• Stored data:
○ ○ ○ ○

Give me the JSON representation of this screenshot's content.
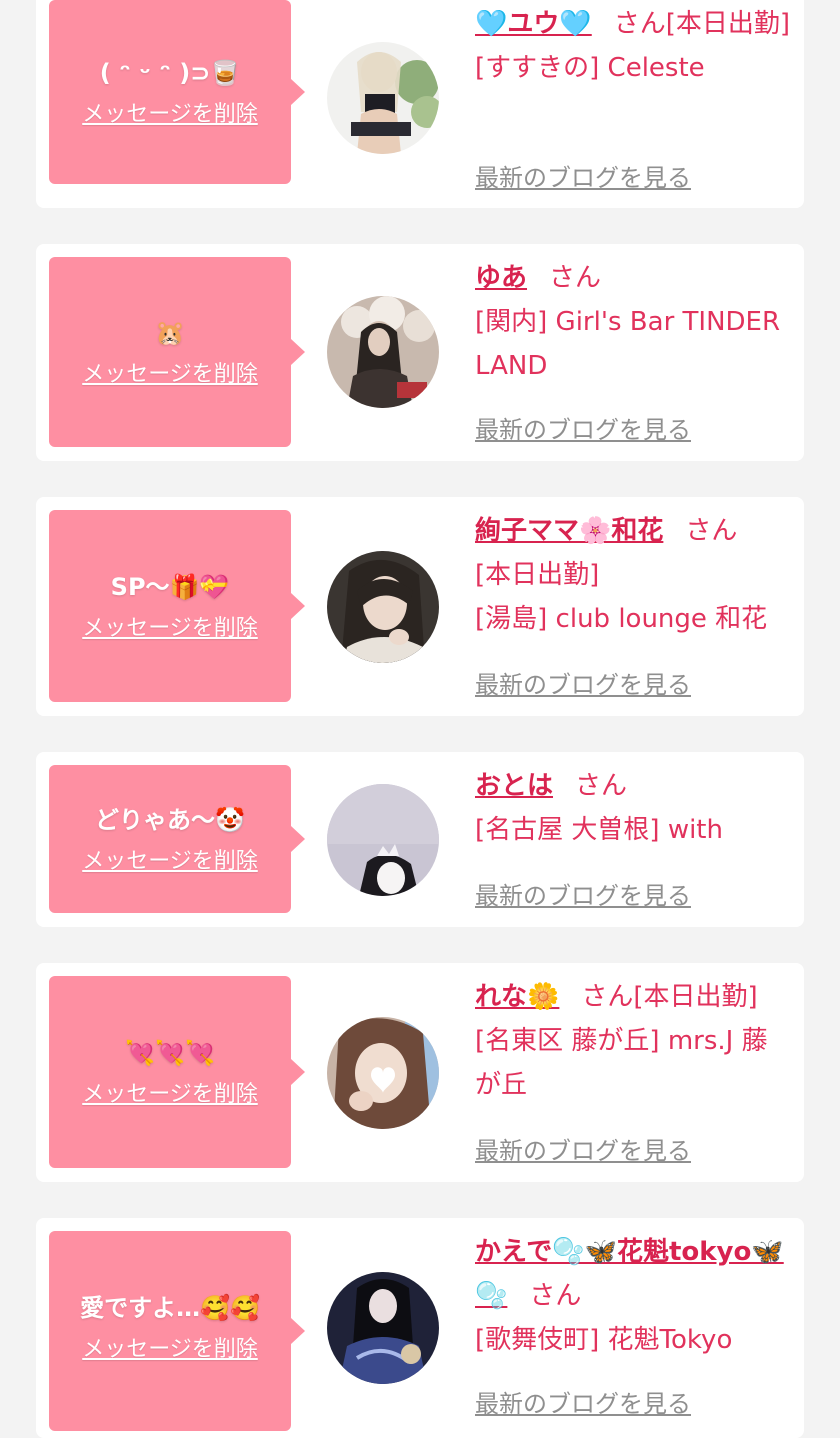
{
  "delete_label": "メッセージを削除",
  "blog_label": "最新のブログを見る",
  "san_label": "さん",
  "colors": {
    "page_bg": "#f3f3f3",
    "bubble": "#fe8fa2",
    "name": "#d8234f",
    "text": "#e1325c",
    "link_gray": "#8f8f8f"
  },
  "cards": [
    {
      "message": "( ᵔ ᵕ ᵔ )⊃🥃",
      "name": "🩵ユウ🩵",
      "suffix": "[本日出勤]",
      "shop": "[すすきの] Celeste",
      "avatar": "photo-woman-1"
    },
    {
      "message": "🐹",
      "name": "ゆあ",
      "suffix": "",
      "shop": "[関内] Girl's Bar TINDER LAND",
      "avatar": "photo-woman-2"
    },
    {
      "message": "SP〜🎁💝",
      "name": "絢子ママ🌸和花",
      "suffix": "[本日出勤]",
      "shop": "[湯島] club lounge 和花",
      "avatar": "photo-woman-3"
    },
    {
      "message": "どりゃあ〜🤡",
      "name": "おとは",
      "suffix": "",
      "shop": "[名古屋 大曽根] with",
      "avatar": "photo-woman-4"
    },
    {
      "message": "💘💘💘",
      "name": "れな🌼",
      "suffix": "[本日出勤]",
      "shop": "[名東区 藤が丘] mrs.J 藤が丘",
      "avatar": "photo-woman-5"
    },
    {
      "message": "愛ですよ…🥰🥰",
      "name": "かえで🫧🦋花魁tokyo🦋🫧",
      "suffix": "",
      "shop": "[歌舞伎町] 花魁Tokyo",
      "avatar": "photo-woman-6"
    }
  ]
}
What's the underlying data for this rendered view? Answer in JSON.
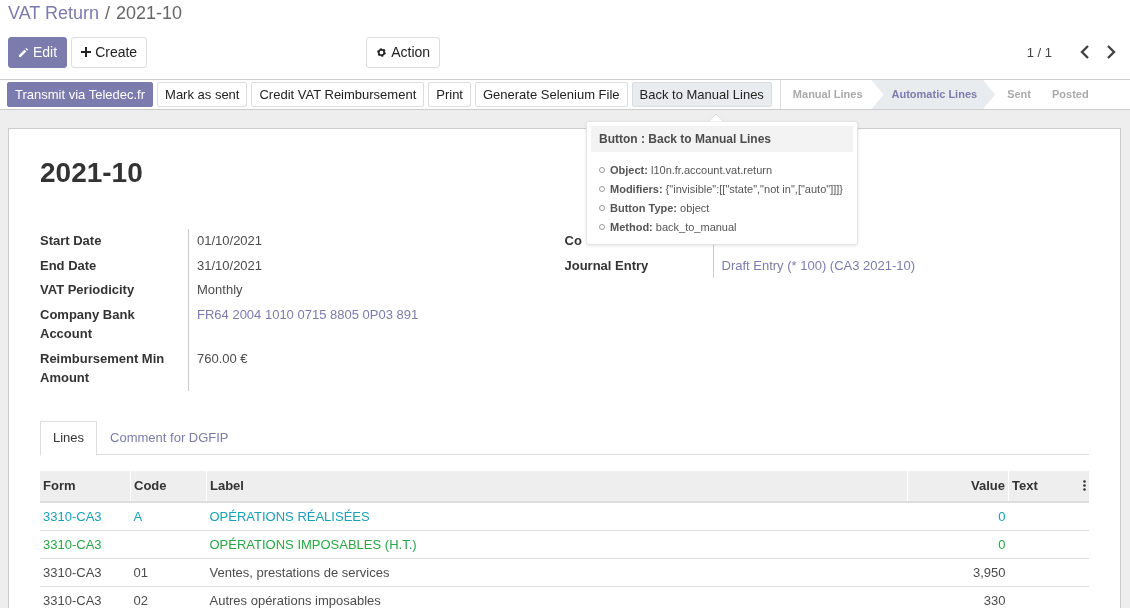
{
  "breadcrumb": {
    "separator": "/",
    "items": [
      {
        "label": "VAT Return",
        "link": true
      },
      {
        "label": "2021-10",
        "link": false
      }
    ]
  },
  "toolbar": {
    "edit": "Edit",
    "create": "Create",
    "action": "Action",
    "pager": "1 / 1"
  },
  "header_buttons": [
    {
      "label": "Transmit via Teledec.fr",
      "primary": true
    },
    {
      "label": "Mark as sent",
      "primary": false
    },
    {
      "label": "Credit VAT Reimbursement",
      "primary": false
    },
    {
      "label": "Print",
      "primary": false
    },
    {
      "label": "Generate Selenium File",
      "primary": false,
      "hovered": false
    },
    {
      "label": "Back to Manual Lines",
      "primary": false,
      "hovered": true
    }
  ],
  "statuses": [
    {
      "label": "Manual Lines",
      "selected": false
    },
    {
      "label": "Automatic Lines",
      "selected": true
    },
    {
      "label": "Sent",
      "selected": false
    },
    {
      "label": "Posted",
      "selected": false
    }
  ],
  "title": "2021-10",
  "left_fields": [
    {
      "label": "Start Date",
      "value": "01/10/2021",
      "link": false
    },
    {
      "label": "End Date",
      "value": "31/10/2021",
      "link": false
    },
    {
      "label": "VAT Periodicity",
      "value": "Monthly",
      "link": false
    },
    {
      "label": "Company Bank Account",
      "value": "FR64 2004 1010 0715 8805 0P03 891",
      "link": true
    },
    {
      "label": "Reimbursement Min Amount",
      "value": "760.00 €",
      "link": false
    }
  ],
  "right_fields": [
    {
      "label": "Co"
    },
    {
      "label": "Journal Entry",
      "value": "Draft Entry (* 100) (CA3 2021-10)",
      "link": true
    }
  ],
  "tooltip": {
    "title": "Button : Back to Manual Lines",
    "items": [
      {
        "key": "Object:",
        "value": "l10n.fr.account.vat.return"
      },
      {
        "key": "Modifiers:",
        "value": "{\"invisible\":[[\"state\",\"not in\",[\"auto\"]]]}"
      },
      {
        "key": "Button Type:",
        "value": "object"
      },
      {
        "key": "Method:",
        "value": "back_to_manual"
      }
    ]
  },
  "tabs": [
    {
      "label": "Lines",
      "selected": true
    },
    {
      "label": "Comment for DGFIP",
      "selected": false
    }
  ],
  "table": {
    "columns": [
      "Form",
      "Code",
      "Label",
      "Value",
      "Text"
    ],
    "rows": [
      {
        "form": "3310-CA3",
        "code": "A",
        "label": "OPÉRATIONS RÉALISÉES",
        "value": "0",
        "color": "#17a2b8"
      },
      {
        "form": "3310-CA3",
        "label": "OPÉRATIONS IMPOSABLES (H.T.)",
        "value": "0",
        "color": "#28a745"
      },
      {
        "form": "3310-CA3",
        "code": "01",
        "label": "Ventes, prestations de services",
        "value": "3,950",
        "color": "#4c4c4c"
      },
      {
        "form": "3310-CA3",
        "code": "02",
        "label": "Autres opérations imposables",
        "value": "330",
        "color": "#4c4c4c"
      }
    ]
  }
}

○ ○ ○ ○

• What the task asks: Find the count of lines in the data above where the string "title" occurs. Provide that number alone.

• Response to this task: 2